I can simplify it a bit. When I paint with the sours taken from the body, I focus more on a material form- on things that I literally can see and touch. When I paint from the source of my soul, I paint with my emotions. Like sadness, joy etc. I imagine what colors, shapes, movement are connected to them. It is something that is difficult to meets the eye, and that is why it can often manifest as abstract painting. But when I paint from the spirit as my source, it feels like a revelation! It’s like this amazing feeling of handing over my will to higer powers. For me as a Christian it can be shown by God, by the Holy Spirit. It is also taken from metaphysical, invisible and penetrating reality which I sense and I would like to spread. At this moment it’s very new and vulnerable to me. Of course, it’s all flowing and I think that it might be possible for a painting to contain a mix of these three different sources.
Experiencing this big change within you, how do you look at your older paintings, coming from your body and soul and not so much from your newly discovered source from above?
I always thought that I was finished with the paintings from my past and that I was living and moving on with new paintings. But when I look back at these older pink paintings from different periods of my life, I get very moved by them. This is interesting and surprising for me. It’s like the paintings are not completely revealed for me while I’m painting them. Maybe this is the reason for them all being “Untitled”, because they are still uncompleted. There is always a part of the unknown in them. I think this is because my process is spontaneous and intuitive and because of this I believe that paintings are somehow alive. So, they are untitled because it allows anyone to explore them without any additional associations from the title, but also, they are open to me for different directions and depth and can be alive all the time. It’s because they come from an unknown part of me. The painting is universal and living and keeps growing with you. For instance, now the painting with the pink waterfall moves me very much! It’s back from 2019 and I’m so surprised by it. I thought that I knew everything about this painting, but now I see it from a new perspective and I’m so moved by it. I also see in it this spiritual part of new reality.
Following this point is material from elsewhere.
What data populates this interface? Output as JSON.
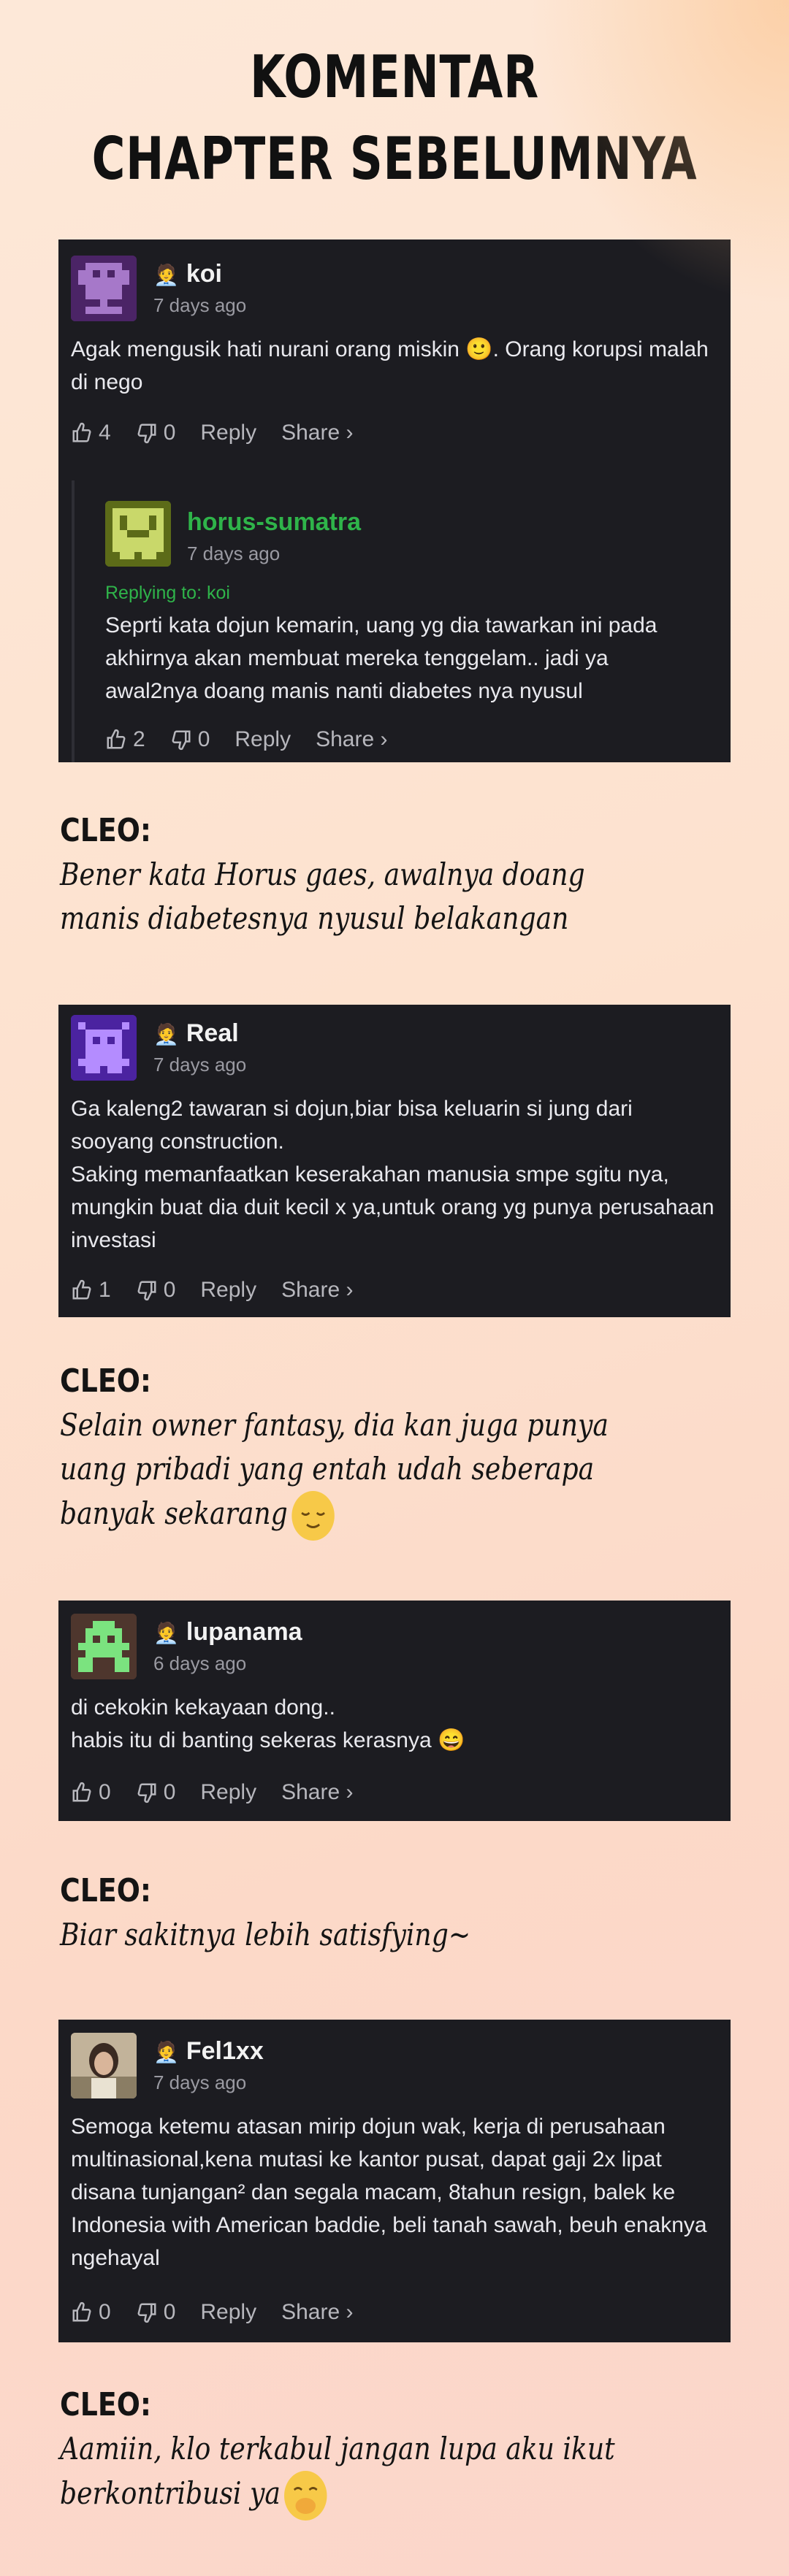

Thank you Berenika, for talking about matters close to your hart and still very new to yourself. Last question, could your reveal a little glimpse of what your are currently working on and where can we see your paintings next time?
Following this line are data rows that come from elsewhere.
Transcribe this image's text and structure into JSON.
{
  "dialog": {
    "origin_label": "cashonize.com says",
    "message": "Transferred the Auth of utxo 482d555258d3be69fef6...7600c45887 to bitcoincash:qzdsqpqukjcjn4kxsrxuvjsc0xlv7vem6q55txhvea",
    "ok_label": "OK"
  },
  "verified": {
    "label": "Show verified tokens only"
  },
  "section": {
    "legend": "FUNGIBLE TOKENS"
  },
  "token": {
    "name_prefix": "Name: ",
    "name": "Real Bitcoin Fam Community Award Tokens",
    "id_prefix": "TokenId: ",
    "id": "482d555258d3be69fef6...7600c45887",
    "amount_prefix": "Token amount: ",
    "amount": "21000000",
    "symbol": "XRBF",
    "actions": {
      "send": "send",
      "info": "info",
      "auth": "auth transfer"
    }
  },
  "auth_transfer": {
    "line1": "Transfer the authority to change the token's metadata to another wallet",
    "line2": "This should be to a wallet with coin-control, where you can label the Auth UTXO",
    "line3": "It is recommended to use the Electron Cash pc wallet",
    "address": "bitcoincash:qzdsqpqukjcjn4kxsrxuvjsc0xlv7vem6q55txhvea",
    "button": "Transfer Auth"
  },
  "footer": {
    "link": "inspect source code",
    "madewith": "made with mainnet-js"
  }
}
Currently I work on an art project with a cooperation with my husband- Michał Dybko who is an engineer and architect. We have a plan to make a big art object where one can enter and be surrounded by painting and space. I hope that it can be finished and shown in the next year in autumn -probably in Lithuania. I am also happy to share that I am preparing another painting exhibition in late spring in Pilipczuk Gallery in Copenhagen.